Did you like this scaffold board table? Have you tried making your own? Feel free to leave a comment below on your own experiences and open up a conversation with me.
Take a look at some of my other popular posts:
Hi Ben, thank you very much for the information 🙂 I am currently trying out this type of table but have a couple of questions. Do you use a thicknesses or planer to straighten out the boards? Ours are a little warped, if we use a planer I’m worried they’ll just end up looking like new boards or take too much of the character out of them? But if we don’t they end up having one edge sticking up or not sitting flash together. If you have any advice for us that would be very appreciated!
Hi Hannah. You really need to use straight boards. You might get away with slightly warped boards boards but not too much. You could try and flatten them but I don’t think this will help much and like you say it will take the patina out of them. Either try and get some different boards or ‘reset the ones you have. To do this you will need to lay them flat for a couple of months and moisten them periodically. With a bit of weight on top they should go flat again. Then you need to dry them out. I guess they were stored upright which is why they have warped? I had some boards that were stored upright and were quite warped but after leaving them flat for several months they were fine. Hope this helps. Ben
Thank you that’s a lot of help! They arrived wet so we had them stored upright! 😬
You’re welcome. 🙂 If they arrived wet then the best thing to do is lay them flat inside, ideally next to a radiator and you should see them return to normal after a few weeks.
Hi just after some help please. My husband has made a table using scaffolding boards and used woodfiller once it was put together. He has now used Danish oil but the wood filler is leaving white strips as its not absorbing the oil. What can we do about it?
Hi Emma. I don’t think you will ever blend the colour perfectly. Oil won’t penetrate the wood filler so I would suggest using a stain instead. Try the Ronseal interior stain that I have used on my tables. Hope this helps. Ben
Brilliant instructions thanks.
I have made my table. 2m long.
I have used osmo amber oil tint.
We have ordered some faux leather tan counter lever chairs.

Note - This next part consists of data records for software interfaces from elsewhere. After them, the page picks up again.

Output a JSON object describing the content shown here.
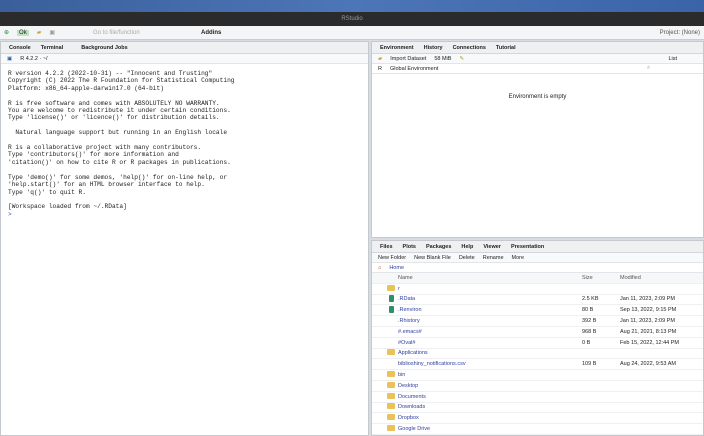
{
  "window": {
    "title": "RStudio"
  },
  "toolbar": {
    "goto_placeholder": "Go to file/function",
    "addins": "Addins",
    "project": "Project: (None)"
  },
  "left": {
    "tabs": [
      "Console",
      "Terminal",
      "Background Jobs"
    ],
    "r_version": "R 4.2.2 · ~/",
    "console_text": "R version 4.2.2 (2022-10-31) -- \"Innocent and Trusting\"\nCopyright (C) 2022 The R Foundation for Statistical Computing\nPlatform: x86_64-apple-darwin17.0 (64-bit)\n\nR is free software and comes with ABSOLUTELY NO WARRANTY.\nYou are welcome to redistribute it under certain conditions.\nType 'license()' or 'licence()' for distribution details.\n\n  Natural language support but running in an English locale\n\nR is a collaborative project with many contributors.\nType 'contributors()' for more information and\n'citation()' on how to cite R or R packages in publications.\n\nType 'demo()' for some demos, 'help()' for on-line help, or\n'help.start()' for an HTML browser interface to help.\nType 'q()' to quit R.\n\n[Workspace loaded from ~/.RData]\n",
    "prompt": ">"
  },
  "env": {
    "tabs": [
      "Environment",
      "History",
      "Connections",
      "Tutorial"
    ],
    "import": "Import Dataset",
    "memory": "58 MiB",
    "view": "List",
    "lang": "R",
    "scope": "Global Environment",
    "empty": "Environment is empty"
  },
  "files": {
    "tabs": [
      "Files",
      "Plots",
      "Packages",
      "Help",
      "Viewer",
      "Presentation"
    ],
    "actions": [
      "New Folder",
      "New Blank File",
      "Delete",
      "Rename",
      "More"
    ],
    "path": "Home",
    "headers": [
      "Name",
      "Size",
      "Modified"
    ],
    "rows": [
      {
        "name": "r",
        "size": "",
        "modified": "",
        "type": "folder"
      },
      {
        "name": ".RData",
        "size": "2.5 KB",
        "modified": "Jan 11, 2023, 2:09 PM",
        "type": "file"
      },
      {
        "name": ".Renviron",
        "size": "80 B",
        "modified": "Sep 13, 2022, 9:15 PM",
        "type": "file"
      },
      {
        "name": ".Rhistory",
        "size": "392 B",
        "modified": "Jan 11, 2023, 2:09 PM",
        "type": "doc"
      },
      {
        "name": "#.emacs#",
        "size": "968 B",
        "modified": "Aug 21, 2021, 8:13 PM",
        "type": "doc"
      },
      {
        "name": "#Oval#",
        "size": "0 B",
        "modified": "Feb 15, 2022, 12:44 PM",
        "type": "doc"
      },
      {
        "name": "Applications",
        "size": "",
        "modified": "",
        "type": "folder"
      },
      {
        "name": "biblioshiny_notifications.csv",
        "size": "109 B",
        "modified": "Aug 24, 2022, 9:53 AM",
        "type": "doc"
      },
      {
        "name": "bin",
        "size": "",
        "modified": "",
        "type": "folder"
      },
      {
        "name": "Desktop",
        "size": "",
        "modified": "",
        "type": "folder"
      },
      {
        "name": "Documents",
        "size": "",
        "modified": "",
        "type": "folder"
      },
      {
        "name": "Downloads",
        "size": "",
        "modified": "",
        "type": "folder"
      },
      {
        "name": "Dropbox",
        "size": "",
        "modified": "",
        "type": "folder"
      },
      {
        "name": "Google Drive",
        "size": "",
        "modified": "",
        "type": "folder"
      }
    ]
  }
}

However they have not arrived yet. I am ready to attach the legs to the table. I bought x cross shaped legs. I’m just wondering if there are any measurement as to where I place the legs. We will have 8 chairs. 3 either side and 1 either end. I just don’t want some chairs so they won’t go underneath. Alternatively I will wait for the chairs to arrive.
Also do you have andthing with regards to making coffee tables??
Hi Wil, you will want to wait until you have the chairs ideally as this may affect where the legs are mounted. I tend to mount my legs about 30cm in from each end to allow suitable leg room. This can be reduced slightly but no more than 26cm.
Good luck finishing off your project.
Great article, love the table! Have you ever experienced the reclaimed scaffold boards cracking splitting all the way through?
Yes, this does happen. Especially when the boards haven’t been dried properly. It also happens when there is a sudden change in temperature and humidity. When the boards are moved for a cold place to a hot place, for example an outside workshop into a warm heated house, the boards expand and contract rapidly causing them to split. It’s best to make small changes in temperature and let the boards adjust to new environments slowly.
Hi Ben, I don’t have a workspace large enough for clamps (nor do I own any), do you know of any alternatives? I did see that someone suggested using ratchet straps.
Hi Uday, I have used ratchet straps before and had quite good results. Just make sure the boards are held flat with a clamped support beam.
Thanks Ben, I will give it a go!
Thanks for sharing this! All the best!
Thanks, glad you liked it.
Thanks Ben will it matter that we have already used 2 coats of Danish oil?
Possibly Emma. I’m not sure. Try a small area underneath first and if it doesn’t dry you might need to sand back the oil and trya agin. A massive pain I know but might be the only way.